Rumors and Rumblings, 2nd Ed. Vol. IX
“Rumors and Rumblings” is a regular feature on Yellowhammer News. It is a compilation of the bits and pieces of information that we glean from conversations throughout the week.
1. Twinkle for…? Twinkle Andress Cavanaugh, president of the Alabama Public Service Commission (PSC), fired off a tweet earlier today indicating that she will be on the ballot as part of the 2020 election cycle.
— Twinkle Cavanaugh (@TwinkleforAL) May 31, 2019
What makes this tweet curious is the fact that she did not identify the office for which she was running. Cavanaugh defeated Democrat Lucy Baxley in 2012 to take over the presidency of the PSC. At the time, Baxley was the last-remaining Democrat to hold statewide office. Cavanaugh’s current term concludes in 2020, so it may be that she is seeking re-election to her seat on the PSC.
Like many other prominent Republicans in Alabama, though, Cavanaugh is known to have performed some amount of due diligence on what a candidacy for the U.S. Senate might look like. No female has announced for the seat currently held by Sen. Doug Jones (D-AL). The entrance of a well-known conservative woman — a description which fits Cavanaugh — into the race would completely change its complexion. One Republican political consultant told Yellowhammer News that if a strong, conservative female jumped in, then you could probably pencil that person into the run-off.
Cavanaugh has been a zealous advocate for conservative causes for many years. And as recently as 2018, she served as co-chair for the Alliance for a Pro-Life Alabama, which helped pass the state’s pro-life constitutional amendment.
Efforts to reach her at the time of publication were unsuccessful.
Cavanaugh’s Twitter handle is @TwinkleForAL. That much we know, at least.
2. “It’s easier to stay out than get out.” Mark Twain’s pearl of wisdom could easily describe the predominant political calculation of many considering a run for the U.S. Senate. Secretary of State John Merrill has said he is going to make a decision on the race this week or next. Congressman Gary Palmer (AL-06) has not ruled it out, yet, and has told people he will make a final decision at the end of the summer — which would lend to the notion that he is not running.

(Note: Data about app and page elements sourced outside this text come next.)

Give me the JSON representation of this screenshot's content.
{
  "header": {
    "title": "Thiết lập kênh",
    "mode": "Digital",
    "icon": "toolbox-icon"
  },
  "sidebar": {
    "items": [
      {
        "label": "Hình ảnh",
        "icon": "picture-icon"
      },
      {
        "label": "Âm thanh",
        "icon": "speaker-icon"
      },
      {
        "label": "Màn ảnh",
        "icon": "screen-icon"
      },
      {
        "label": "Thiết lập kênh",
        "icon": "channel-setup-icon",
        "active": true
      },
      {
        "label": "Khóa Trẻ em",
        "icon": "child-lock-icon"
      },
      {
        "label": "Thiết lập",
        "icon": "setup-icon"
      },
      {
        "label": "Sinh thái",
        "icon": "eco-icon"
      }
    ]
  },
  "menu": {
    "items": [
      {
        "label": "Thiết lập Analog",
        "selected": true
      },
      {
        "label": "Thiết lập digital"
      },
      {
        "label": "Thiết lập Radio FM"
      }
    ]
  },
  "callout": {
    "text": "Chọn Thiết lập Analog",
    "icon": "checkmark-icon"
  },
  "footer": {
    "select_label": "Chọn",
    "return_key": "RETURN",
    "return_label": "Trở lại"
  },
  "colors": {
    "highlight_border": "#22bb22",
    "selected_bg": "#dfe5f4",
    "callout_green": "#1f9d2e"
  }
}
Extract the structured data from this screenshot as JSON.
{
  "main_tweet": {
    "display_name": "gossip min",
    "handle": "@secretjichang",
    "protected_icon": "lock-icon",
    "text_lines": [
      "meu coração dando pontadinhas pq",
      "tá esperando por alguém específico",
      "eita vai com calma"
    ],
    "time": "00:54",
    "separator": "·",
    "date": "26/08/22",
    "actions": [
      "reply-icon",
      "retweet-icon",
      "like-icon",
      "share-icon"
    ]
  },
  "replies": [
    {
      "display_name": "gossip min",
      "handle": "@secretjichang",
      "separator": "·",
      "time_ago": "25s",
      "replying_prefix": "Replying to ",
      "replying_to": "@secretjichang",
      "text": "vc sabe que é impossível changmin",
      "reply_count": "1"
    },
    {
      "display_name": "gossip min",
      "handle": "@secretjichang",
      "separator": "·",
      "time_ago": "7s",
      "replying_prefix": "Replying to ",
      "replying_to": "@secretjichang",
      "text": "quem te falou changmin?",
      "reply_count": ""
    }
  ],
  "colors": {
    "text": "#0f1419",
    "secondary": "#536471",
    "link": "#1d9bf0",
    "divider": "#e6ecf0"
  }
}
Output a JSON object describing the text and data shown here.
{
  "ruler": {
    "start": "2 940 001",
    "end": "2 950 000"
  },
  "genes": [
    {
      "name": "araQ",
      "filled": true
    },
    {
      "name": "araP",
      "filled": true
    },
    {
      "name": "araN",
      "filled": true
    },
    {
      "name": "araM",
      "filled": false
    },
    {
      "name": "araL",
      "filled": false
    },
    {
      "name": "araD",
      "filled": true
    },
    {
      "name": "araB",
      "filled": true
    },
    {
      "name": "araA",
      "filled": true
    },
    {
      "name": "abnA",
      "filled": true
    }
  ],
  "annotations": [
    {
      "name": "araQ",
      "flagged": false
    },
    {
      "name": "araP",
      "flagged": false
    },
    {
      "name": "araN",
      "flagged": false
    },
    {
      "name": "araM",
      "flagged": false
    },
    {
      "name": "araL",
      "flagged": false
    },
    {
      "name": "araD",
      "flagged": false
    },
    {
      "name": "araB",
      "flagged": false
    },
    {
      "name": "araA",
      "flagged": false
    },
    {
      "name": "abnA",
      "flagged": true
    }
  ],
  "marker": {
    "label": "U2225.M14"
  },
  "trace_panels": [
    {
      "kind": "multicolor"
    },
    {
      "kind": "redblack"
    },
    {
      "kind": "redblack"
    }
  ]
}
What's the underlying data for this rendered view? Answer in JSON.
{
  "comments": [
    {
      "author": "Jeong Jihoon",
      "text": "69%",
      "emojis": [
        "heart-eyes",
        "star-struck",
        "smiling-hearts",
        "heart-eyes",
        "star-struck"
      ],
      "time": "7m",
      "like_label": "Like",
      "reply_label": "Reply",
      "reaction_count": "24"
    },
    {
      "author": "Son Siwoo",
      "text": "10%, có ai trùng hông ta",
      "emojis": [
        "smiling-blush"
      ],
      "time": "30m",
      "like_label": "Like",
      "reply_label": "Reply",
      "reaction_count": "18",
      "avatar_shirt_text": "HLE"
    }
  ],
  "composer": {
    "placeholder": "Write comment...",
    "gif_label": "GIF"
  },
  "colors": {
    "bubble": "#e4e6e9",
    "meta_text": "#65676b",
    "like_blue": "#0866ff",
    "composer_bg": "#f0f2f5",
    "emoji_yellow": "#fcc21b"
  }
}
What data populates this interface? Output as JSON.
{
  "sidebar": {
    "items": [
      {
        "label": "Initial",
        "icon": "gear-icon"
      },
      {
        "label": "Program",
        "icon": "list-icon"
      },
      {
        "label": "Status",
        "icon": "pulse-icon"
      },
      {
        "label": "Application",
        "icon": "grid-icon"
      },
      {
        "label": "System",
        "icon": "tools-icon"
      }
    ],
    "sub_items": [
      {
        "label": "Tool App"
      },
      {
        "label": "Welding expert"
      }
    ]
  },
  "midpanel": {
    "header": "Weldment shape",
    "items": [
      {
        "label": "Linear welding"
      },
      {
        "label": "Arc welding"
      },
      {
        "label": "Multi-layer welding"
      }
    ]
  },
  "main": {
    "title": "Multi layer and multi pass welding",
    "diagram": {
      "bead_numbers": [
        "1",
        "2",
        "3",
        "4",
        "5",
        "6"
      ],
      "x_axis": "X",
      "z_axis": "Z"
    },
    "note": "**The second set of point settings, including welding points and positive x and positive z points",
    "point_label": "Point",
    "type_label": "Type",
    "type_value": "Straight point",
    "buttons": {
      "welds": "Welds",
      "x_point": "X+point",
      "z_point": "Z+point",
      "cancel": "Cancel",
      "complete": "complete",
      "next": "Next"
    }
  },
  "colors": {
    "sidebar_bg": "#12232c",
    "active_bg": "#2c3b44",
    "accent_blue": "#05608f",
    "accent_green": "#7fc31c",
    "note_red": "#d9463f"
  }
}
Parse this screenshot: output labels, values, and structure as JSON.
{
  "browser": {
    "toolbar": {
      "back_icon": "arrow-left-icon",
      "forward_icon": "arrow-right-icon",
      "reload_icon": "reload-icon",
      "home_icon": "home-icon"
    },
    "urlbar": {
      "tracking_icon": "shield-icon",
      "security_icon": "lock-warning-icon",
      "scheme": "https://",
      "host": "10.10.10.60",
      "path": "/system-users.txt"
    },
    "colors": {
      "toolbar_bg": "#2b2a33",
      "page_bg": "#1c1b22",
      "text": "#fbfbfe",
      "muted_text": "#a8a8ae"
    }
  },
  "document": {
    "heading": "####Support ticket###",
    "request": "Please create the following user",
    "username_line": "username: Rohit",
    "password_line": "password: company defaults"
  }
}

We have learned that State Rep. Will Dismukes (R-Prattville) now fully intends to get into the race. We have reported previously that Dismukes was giving it strong consideration and had begun getting his feet wet campaigning in parts of the state outside of his district. In addition, he has spent time in Washington gauging potential support from interest groups and others in the nation’s capital.
As is the case with announced candidate State Rep. Arnold Mooney (R-Indian Springs), beginning a high-profile statewide race from the relatively small footprint of a State House district presents a significant challenge.
3. Follow the money. Yellowhammer News alerted its readers earlier this week to the fact that the House of Representatives had drastically cut funding for rural broadband in its version of the budget. The budget passed by the House cut the program’s funding by 73%.
Senate leaders Del Marsh and Arthur Orr had long made ramping up rural broadband efforts a priority so it was no surprise to see them dig in and fight for that number to climb back up to an acceptable level during conference committee negotiations on the budget. When all was said and done, the conference committee adopted a 150% increase in funding over the House-passed version of the bill, increasing the broadband appropriation from $8 million to $20 million.
The timing of that funding increase was critical given the passage of certain legislation this session. Sen. Clay Scofield (R-Guntersville), widely-recognized as the father of the rural broadband initiative, passed a bill to strengthen the program even further. His was one of two bills aimed at fueling economic development and increasing quality of life through expanding internet access in rural areas.